However, what is especially damning is where, two years after the defeat of ISIS and months after the death of ISIS caliph Abu Bakr al Baghdadi, many of the nearly 3,000 kidnapped Yazidi girls and women remain. While even the State Department and U.S. diplomats in Baghdad and Erbil appear, from within the isolation of their t-wall and razor-wire surrounded compounds, to have written off the fate of the survival of the missing Yazidis as wishful thinking, locals not only believe their relatives are alive, but in many cases, smugglers have provided recent photos and even voicemails from them and seek to begin negotiations for their return. Demands range from a couple thousand dollars to more than $70,000.
Here’s the problem: As ISIS territorial control has receded, many of the kidnapped Yazidis and Yazidi sex slaves now reside in territory controlled by Turkey inside Syria and some reportedly inside Turkey itself.
In January 2018, Turkey invaded Syria’s largely Kurdish Afrin district and began a campaign of ethnic cleansing, digging up graveyards and forcing Kurdish residents from their houses, farms, and apartments. It forced women to veil. Its Syrian proxies, some of whose militiamen had previously worked for al Qaeda and ISIS, have imposed a local social order not so different from that imposed by ISIS in their short rule. The same pattern now repeats in the towns and cities of northeastern Syria now subject to the Turkish invasion.
That Turkey under President Recep Tayyip Erdogan has become an Islamist state is a matter of fact. While Turkey seeks increased international aid to handle Syrian refugees who now reside inside Turkey, the Erdogan regime favors Sunni Arab refugees and has systemically refused to distribute aid and assistance to their Yazidi counterparts. Now, it appears the Turkish influence might be more malign as the proxies it supports continue to enslave Yazidi girls while both perpetuate both the practices ISIS supported and the trauma its Yazidi victims endured.
It is time for Turkey’s partisans and lobbyists in Washington and more broadly across the international community to cease talking about Turkey as a historic ally or a NATO member and unify in a simple call: Erdogan and the forces under his control must release immediately all Yazidi girls and women who remain in slavery or in unwilling child marriages in Turkey or Turkish-controlled territory.
If the White House is serious about religious freedom, the return of 3,000 Yazidis girls and women from de facto Turkish enslavement should be top priority. Secretary of State Mike Pompeo should instruct both the U.S. ambassador in Baghdad and the U.S. consul-general in Erbil to investigate the reports of Yazidi survival rather than figuratively shrugging their shoulders. The House and Senate Intelligence Committees might exercise their oversight to press the CIA on their knowledge and understanding of continuing post-ISIS sex and human trafficking.
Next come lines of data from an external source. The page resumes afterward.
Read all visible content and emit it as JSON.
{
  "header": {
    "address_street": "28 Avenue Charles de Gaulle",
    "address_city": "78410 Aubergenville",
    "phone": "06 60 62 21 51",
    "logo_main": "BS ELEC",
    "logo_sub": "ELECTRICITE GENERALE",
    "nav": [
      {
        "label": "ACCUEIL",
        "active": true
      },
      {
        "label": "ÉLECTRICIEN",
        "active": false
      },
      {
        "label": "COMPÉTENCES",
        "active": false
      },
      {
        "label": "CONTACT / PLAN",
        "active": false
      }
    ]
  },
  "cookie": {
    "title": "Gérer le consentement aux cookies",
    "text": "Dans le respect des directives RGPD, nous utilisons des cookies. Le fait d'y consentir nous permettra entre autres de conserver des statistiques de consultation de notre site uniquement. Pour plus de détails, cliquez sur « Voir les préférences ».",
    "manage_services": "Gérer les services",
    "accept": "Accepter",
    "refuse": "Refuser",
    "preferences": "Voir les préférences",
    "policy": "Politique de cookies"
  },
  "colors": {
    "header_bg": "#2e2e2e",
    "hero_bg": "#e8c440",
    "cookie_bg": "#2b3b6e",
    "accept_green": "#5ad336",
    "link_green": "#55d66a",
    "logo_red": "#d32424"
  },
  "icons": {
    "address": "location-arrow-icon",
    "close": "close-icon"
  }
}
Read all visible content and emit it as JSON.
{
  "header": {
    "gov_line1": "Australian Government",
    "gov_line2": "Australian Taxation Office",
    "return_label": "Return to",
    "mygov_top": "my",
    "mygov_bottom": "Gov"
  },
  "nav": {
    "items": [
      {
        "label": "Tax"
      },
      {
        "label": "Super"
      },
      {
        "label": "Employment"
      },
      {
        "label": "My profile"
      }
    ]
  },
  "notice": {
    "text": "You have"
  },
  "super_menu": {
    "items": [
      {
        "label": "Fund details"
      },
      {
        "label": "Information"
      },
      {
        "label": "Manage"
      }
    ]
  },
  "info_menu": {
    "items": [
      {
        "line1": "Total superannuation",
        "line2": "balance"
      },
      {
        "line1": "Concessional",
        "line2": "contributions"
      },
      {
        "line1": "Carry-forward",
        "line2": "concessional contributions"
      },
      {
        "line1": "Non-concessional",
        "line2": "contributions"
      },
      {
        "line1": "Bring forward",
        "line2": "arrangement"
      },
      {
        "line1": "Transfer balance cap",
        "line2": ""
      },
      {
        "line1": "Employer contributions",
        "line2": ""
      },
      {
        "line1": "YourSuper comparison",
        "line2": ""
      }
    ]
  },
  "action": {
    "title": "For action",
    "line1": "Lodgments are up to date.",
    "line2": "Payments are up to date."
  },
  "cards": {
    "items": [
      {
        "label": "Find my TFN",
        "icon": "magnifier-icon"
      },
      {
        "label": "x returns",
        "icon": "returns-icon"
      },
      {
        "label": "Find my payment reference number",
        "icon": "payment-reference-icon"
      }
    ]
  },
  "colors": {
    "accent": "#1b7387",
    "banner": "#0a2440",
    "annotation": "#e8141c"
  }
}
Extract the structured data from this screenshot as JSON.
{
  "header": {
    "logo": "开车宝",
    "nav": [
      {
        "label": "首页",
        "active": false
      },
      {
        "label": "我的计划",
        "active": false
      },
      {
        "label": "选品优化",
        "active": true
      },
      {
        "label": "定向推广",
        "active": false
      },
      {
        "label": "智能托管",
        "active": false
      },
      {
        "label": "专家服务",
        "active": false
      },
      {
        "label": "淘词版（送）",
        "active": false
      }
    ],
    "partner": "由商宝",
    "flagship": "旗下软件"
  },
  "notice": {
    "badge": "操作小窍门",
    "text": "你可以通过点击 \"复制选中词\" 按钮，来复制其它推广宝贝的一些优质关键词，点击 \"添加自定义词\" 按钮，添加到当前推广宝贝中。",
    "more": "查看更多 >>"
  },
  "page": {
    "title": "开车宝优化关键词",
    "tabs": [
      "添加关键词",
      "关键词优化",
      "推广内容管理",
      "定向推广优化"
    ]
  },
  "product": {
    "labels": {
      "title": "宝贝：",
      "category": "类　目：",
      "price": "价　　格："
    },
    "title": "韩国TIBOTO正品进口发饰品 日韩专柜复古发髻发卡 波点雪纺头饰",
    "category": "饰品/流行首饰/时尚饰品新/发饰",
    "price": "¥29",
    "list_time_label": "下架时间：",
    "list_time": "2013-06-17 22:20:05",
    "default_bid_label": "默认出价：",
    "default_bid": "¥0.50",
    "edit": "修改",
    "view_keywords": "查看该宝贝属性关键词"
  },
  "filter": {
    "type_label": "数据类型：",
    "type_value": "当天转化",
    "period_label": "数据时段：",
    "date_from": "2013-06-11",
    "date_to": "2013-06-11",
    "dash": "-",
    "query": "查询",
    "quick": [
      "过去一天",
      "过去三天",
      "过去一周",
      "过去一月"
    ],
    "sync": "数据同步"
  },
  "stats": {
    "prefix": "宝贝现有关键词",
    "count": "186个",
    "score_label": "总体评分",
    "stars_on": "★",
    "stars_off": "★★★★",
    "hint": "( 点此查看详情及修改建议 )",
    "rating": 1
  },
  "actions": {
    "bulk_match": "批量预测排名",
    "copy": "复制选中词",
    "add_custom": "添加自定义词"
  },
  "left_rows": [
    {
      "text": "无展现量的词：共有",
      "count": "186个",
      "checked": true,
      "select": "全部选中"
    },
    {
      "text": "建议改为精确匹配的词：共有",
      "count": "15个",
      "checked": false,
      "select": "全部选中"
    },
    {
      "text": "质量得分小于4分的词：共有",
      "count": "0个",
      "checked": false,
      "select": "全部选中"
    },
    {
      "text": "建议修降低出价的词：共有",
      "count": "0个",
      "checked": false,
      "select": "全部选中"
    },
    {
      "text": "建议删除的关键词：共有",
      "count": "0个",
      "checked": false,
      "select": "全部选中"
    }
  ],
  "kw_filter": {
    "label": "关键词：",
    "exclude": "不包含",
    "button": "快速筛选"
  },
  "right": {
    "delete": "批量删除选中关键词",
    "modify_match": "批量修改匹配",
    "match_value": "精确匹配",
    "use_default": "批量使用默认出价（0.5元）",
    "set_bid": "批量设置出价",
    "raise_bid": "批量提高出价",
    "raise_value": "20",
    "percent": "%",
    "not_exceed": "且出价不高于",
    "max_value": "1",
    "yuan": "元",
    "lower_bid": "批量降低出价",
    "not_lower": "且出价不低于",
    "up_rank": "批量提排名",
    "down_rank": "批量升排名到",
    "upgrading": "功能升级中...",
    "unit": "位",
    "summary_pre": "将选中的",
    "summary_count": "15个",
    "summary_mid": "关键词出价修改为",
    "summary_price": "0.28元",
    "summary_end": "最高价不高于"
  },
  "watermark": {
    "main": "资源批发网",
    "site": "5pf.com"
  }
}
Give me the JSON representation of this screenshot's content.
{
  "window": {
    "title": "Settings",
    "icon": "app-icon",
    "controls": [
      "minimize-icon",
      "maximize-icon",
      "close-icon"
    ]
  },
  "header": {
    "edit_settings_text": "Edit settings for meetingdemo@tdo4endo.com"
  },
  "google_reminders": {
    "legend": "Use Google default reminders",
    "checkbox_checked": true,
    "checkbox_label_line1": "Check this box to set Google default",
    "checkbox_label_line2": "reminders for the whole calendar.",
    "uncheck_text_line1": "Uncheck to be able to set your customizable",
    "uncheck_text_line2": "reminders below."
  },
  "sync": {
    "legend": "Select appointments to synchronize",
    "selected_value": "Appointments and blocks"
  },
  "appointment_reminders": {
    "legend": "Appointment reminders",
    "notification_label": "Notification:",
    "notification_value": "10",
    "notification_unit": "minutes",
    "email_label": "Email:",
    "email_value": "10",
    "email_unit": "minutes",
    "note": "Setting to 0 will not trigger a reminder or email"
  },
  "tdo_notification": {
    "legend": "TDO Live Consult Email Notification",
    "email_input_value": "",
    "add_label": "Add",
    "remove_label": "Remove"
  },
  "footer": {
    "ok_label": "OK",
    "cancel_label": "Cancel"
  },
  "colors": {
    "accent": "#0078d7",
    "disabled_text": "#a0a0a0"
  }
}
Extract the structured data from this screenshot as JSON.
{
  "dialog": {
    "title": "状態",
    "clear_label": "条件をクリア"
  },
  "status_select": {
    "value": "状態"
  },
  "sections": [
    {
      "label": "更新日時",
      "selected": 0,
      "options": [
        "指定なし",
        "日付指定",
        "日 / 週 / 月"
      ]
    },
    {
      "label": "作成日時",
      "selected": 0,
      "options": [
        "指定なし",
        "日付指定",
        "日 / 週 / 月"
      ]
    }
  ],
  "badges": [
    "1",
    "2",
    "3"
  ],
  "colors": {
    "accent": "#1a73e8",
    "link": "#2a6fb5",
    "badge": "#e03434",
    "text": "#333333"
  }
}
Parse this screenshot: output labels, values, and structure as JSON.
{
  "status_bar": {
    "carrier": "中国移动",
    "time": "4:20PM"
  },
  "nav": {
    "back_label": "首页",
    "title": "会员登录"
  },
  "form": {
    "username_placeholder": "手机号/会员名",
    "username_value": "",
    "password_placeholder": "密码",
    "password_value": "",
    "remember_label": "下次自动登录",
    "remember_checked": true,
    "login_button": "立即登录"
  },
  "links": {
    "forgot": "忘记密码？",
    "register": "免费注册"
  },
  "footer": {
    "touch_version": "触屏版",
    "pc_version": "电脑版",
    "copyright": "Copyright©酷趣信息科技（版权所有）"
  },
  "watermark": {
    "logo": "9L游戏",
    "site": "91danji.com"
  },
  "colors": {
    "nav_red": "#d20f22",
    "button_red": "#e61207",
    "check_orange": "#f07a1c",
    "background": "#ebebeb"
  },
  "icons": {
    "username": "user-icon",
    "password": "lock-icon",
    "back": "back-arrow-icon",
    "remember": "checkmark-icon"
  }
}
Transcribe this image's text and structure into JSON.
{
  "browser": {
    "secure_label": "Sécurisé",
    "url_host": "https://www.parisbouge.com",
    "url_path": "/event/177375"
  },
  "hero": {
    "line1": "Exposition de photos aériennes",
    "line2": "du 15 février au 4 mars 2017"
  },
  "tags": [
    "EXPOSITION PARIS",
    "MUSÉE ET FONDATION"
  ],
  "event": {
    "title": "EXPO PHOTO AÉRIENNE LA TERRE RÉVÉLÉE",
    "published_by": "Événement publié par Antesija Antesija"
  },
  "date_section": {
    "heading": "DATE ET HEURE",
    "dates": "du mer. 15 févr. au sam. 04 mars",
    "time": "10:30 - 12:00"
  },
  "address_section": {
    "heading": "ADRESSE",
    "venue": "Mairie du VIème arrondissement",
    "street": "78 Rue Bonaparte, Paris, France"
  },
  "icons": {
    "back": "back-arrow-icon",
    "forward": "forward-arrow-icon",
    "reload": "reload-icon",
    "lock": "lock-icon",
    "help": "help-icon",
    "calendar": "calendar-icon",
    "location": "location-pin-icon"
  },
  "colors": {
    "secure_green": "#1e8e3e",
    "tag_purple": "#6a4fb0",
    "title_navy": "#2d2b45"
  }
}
Even against the partisan vitriol of Washington and impeachment, surely this is one issue on which both Democrats and Republicans can agree.
Michael Rubin (@Mrubin1971) is a contributor to the Washington Examiner’s Beltway Confidential blog. He is a resident scholar at the American Enterprise Institute and a former Pentagon official.